Special to Indian Country Today
The Eastern Band of Cherokee Indians plans to reopen its casinos to the public Thursday at 30 percent capacity.
The two casinos — Harrah’s Cherokee Casino Resort in Cherokee, North Carolina, and Harrah’s Cherokee Valley River Casino and Hotel in Murphy, North Carolina — opened by invitation-only last week with little fanfare after closing March 18 due to the pandemic.
Together they employ nearly 3,700.
The casinos have a management contract with Caesars Entertainment, which owns the Harrah’s brand.
Employees have been given the option of waiting 30 days to return to work without compromising their seniority, said Harrah’s Cherokee Regional Vice President for Marketing Brian Saunooke. That follows policies for recalling workers set by Caesars and the Tribal Casino Gaming Enterprise Board, the agency charged with overseeing casino operations.
The casinos did not respond to requests for information on how many employees have returned to work or taken the 30-day pass.
Tribal Council Wolfetown Rep. Bo Crowe said he heard from one employee who said he was told he’d lose his unemployment if he didn’t return to work. Crowe said he expressed his concerns to the Tribal Casino Gaming Enterprise Board but didn't hear back.
However, Jim Owle, board chairman, said in an interview that employees won’t lose their jobs if they’re not ready to come back to work.
“We’re not looking at firing anybody,” he said.
Owle said numerous precautions have been taken to ensure the safety of guests and employees. Those have included cleaning surfaces, ensuring social distancing, requiring masks for workers and hiring a company to sanitize the casinos' interior.

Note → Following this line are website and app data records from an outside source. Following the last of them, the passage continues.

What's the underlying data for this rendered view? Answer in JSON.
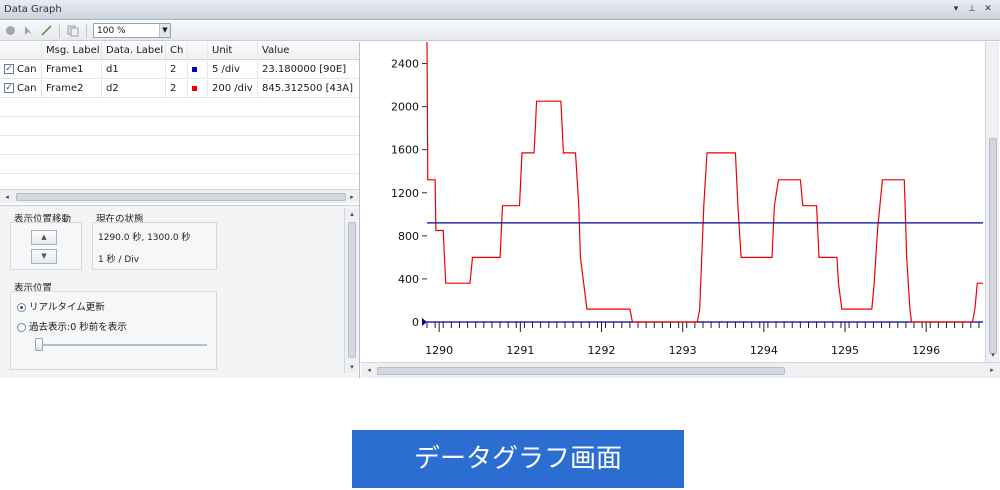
{
  "window": {
    "title": "Data Graph"
  },
  "toolbar": {
    "zoom_value": "100 %"
  },
  "table": {
    "columns": [
      "Msg. Label",
      "Data. Label",
      "Ch",
      "Unit",
      "Value"
    ],
    "rows": [
      {
        "checked": true,
        "bus": "Can",
        "msg": "Frame1",
        "data": "d1",
        "ch": "2",
        "color": "#0000cc",
        "unit": "5 /div",
        "value": "23.180000 [90E]"
      },
      {
        "checked": true,
        "bus": "Can",
        "msg": "Frame2",
        "data": "d2",
        "ch": "2",
        "color": "#ee0000",
        "unit": "200 /div",
        "value": "845.312500 [43A]"
      }
    ]
  },
  "controls": {
    "move_group_label": "表示位置移動",
    "state_group_label": "現在の状態",
    "state_range": "1290.0 秒, 1300.0 秒",
    "state_div": "1 秒 / Div",
    "position_group_label": "表示位置",
    "realtime_option": "リアルタイム更新",
    "past_option": "過去表示:0 秒前を表示"
  },
  "chart_data": {
    "type": "line",
    "xlim": [
      1289.85,
      1296.7
    ],
    "ylim": [
      0,
      2600
    ],
    "x_ticks": [
      "1290",
      "1291",
      "1292",
      "1293",
      "1294",
      "1295",
      "1296"
    ],
    "y_ticks": [
      "0",
      "400",
      "800",
      "1200",
      "1600",
      "2000",
      "2400"
    ],
    "series": [
      {
        "color": "#ee0000",
        "points": [
          [
            1289.85,
            2600
          ],
          [
            1289.86,
            1320
          ],
          [
            1289.95,
            1320
          ],
          [
            1289.96,
            850
          ],
          [
            1290.05,
            850
          ],
          [
            1290.08,
            360
          ],
          [
            1290.38,
            360
          ],
          [
            1290.41,
            600
          ],
          [
            1290.75,
            600
          ],
          [
            1290.78,
            1080
          ],
          [
            1290.99,
            1080
          ],
          [
            1291.02,
            1570
          ],
          [
            1291.17,
            1570
          ],
          [
            1291.2,
            2050
          ],
          [
            1291.5,
            2050
          ],
          [
            1291.53,
            1570
          ],
          [
            1291.68,
            1570
          ],
          [
            1291.72,
            1080
          ],
          [
            1291.74,
            600
          ],
          [
            1291.78,
            360
          ],
          [
            1291.82,
            120
          ],
          [
            1292.35,
            120
          ],
          [
            1292.38,
            0
          ],
          [
            1293.18,
            0
          ],
          [
            1293.21,
            120
          ],
          [
            1293.26,
            1080
          ],
          [
            1293.3,
            1570
          ],
          [
            1293.65,
            1570
          ],
          [
            1293.68,
            1080
          ],
          [
            1293.72,
            600
          ],
          [
            1294.1,
            600
          ],
          [
            1294.13,
            1080
          ],
          [
            1294.18,
            1320
          ],
          [
            1294.45,
            1320
          ],
          [
            1294.48,
            1080
          ],
          [
            1294.65,
            1080
          ],
          [
            1294.68,
            600
          ],
          [
            1294.9,
            600
          ],
          [
            1294.92,
            360
          ],
          [
            1294.96,
            120
          ],
          [
            1295.33,
            120
          ],
          [
            1295.36,
            360
          ],
          [
            1295.4,
            850
          ],
          [
            1295.46,
            1320
          ],
          [
            1295.73,
            1320
          ],
          [
            1295.76,
            600
          ],
          [
            1295.8,
            120
          ],
          [
            1295.82,
            0
          ],
          [
            1296.57,
            0
          ],
          [
            1296.6,
            120
          ],
          [
            1296.63,
            360
          ],
          [
            1296.7,
            360
          ]
        ]
      },
      {
        "color": "#000099",
        "points": [
          [
            1289.85,
            920
          ],
          [
            1296.7,
            920
          ]
        ]
      }
    ]
  },
  "caption": "データグラフ画面"
}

Reopening has gone well, Owle said.
“We had a lot of good response back from people,” he said. “We tried to take every precaution.”
Joseph Martin is a former editor of the Cherokee One Feather in Cherokee, N.C. and a member of the Eastern Band of Cherokee Indians.